The story of this part of Tajikistan is much more closely linked with the other parts of the Ferghana valley in present day Uzbekistan and Kyrgyzstan, than to the country to the south. The area is the most productive in Tajikistan, providing two thirds of GDP, with a third of the population. It has 75 per cent of the arable land.

Until Independence, this area was the powerhouse of the Communist Party in the Soviet Socialist Republic of Tajikistan. All the leaders of the country came from this area. It is only since the rise to power of President Rahmon in the 1990s that this power structure has been turned upside down. Now the elite come from the southern province of Khatlon, centred on the town of Kulob.

During the civil war (1992-1997) there was no fighting in this area, although in 1998 an ex-civil war commander, Mahmud Khudoberdiev, led an uprising there. His three-day insurrection ended with a dramatic shoot-out at the medieval citadel in which about a hundred people were killed according to official figures. These days, Sugdh is again important politically. A strong Islamic tradition, coupled with a rising generation anxious for a better life, mean this is an area the Dushanbe government watches with care.
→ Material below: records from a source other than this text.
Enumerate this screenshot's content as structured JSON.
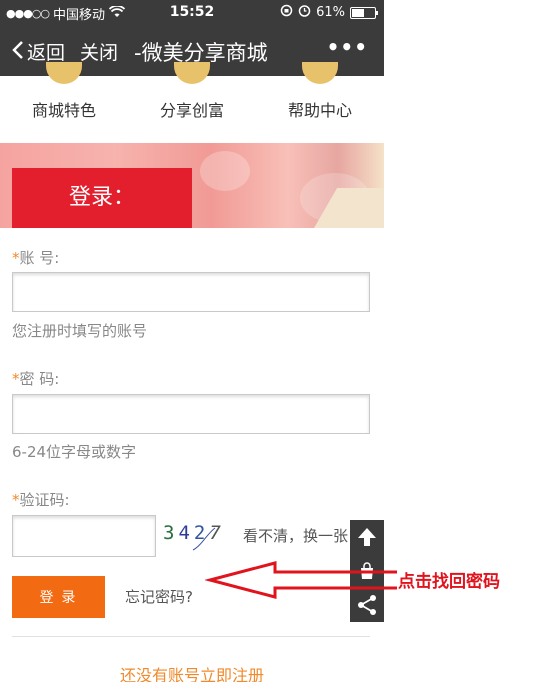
{
  "status_bar": {
    "carrier": "中国移动",
    "time": "15:52",
    "battery": "61%",
    "battery_level": 0.61
  },
  "nav": {
    "back_label": "返回",
    "close_label": "关闭",
    "title": "-微美分享商城",
    "more_label": "•••"
  },
  "menu": {
    "items": [
      {
        "label": "商城特色"
      },
      {
        "label": "分享创富"
      },
      {
        "label": "帮助中心"
      }
    ]
  },
  "login_banner": {
    "title": "登录："
  },
  "form": {
    "account": {
      "required_mark": "*",
      "label": "账 号:",
      "value": "",
      "hint": "您注册时填写的账号"
    },
    "password": {
      "required_mark": "*",
      "label": "密 码:",
      "value": "",
      "hint": "6-24位字母或数字"
    },
    "captcha": {
      "required_mark": "*",
      "label": "验证码:",
      "value": "",
      "digits": [
        "3",
        "4",
        "2",
        "7"
      ],
      "refresh_text": "看不清，换一张"
    },
    "login_button": "登 录",
    "forgot_link": "忘记密码?",
    "register_link": "还没有账号立即注册"
  },
  "float_toolbar": {
    "icons": [
      "arrow-up-icon",
      "bag-icon",
      "share-icon"
    ]
  },
  "annotation": {
    "text": "点击找回密码",
    "color": "#e1131d"
  },
  "colors": {
    "accent_orange": "#f26a12",
    "login_red": "#e31e2d",
    "nav_bg": "#3b3b3b",
    "link_orange": "#f08a2c"
  }
}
The Ferghana valley has been a centre of civilisation in Central Asia for centuries. It is very fertile and a famous trading post, sitting at the crossroads between China, India, Turkey and roads north. Babur, founder of the Mughal dynasty in India, was born at Andijan, one of the main cities of Ferghana. All his life he yearned for the delights of his home area, particularly the luscious melons. They are still luscious. The fields of wheat and orchards of the past have now largely given way to cotton, but the area still grows a rich variety of produce. The Tajik section includes the enormous Karakum Lake, 65km long by 20-8km wide, dug by the Soviets to provide irrigation, a reservoir and hydro-electricity. There are some tatty resorts at the western end of the lake.

It is uncomfortably hot in summer, and chilly in winter. Spring and autumn are the best times to visit.

Sughd can be reached by road from the south (throughout the year from 2012). The journey from Uzbekistan is much easier, either from Tashkent along the M34 road or from Samarqand along the M39 and A376. An Uzbek visa is required. Be aware that there have been many instances when the Uzbeks have closed the border crossings. Check the latest situation on websites or with a local travel company. From Kyrgyzstan there is a good road from Andijan and Kokand. A visa is required. Allow plenty of time to obtain visas, better still get them before you travel to Central Asia.


-    Istaravshan, with its ancient citadel, old town and magnificent mosques and madrassas. All on a much smaller scale than Bukhara and Samarqand, but with no tourists.
-    Khujand, an ancient city with some relics of its past, overlaid with standard Soviet constructions. It is a bustling place with some fine buildings, and the extraordinary palace of the Arbob collective farm.
-    A number of surprising gems in unlikely places, near Isfara and Kanibadam.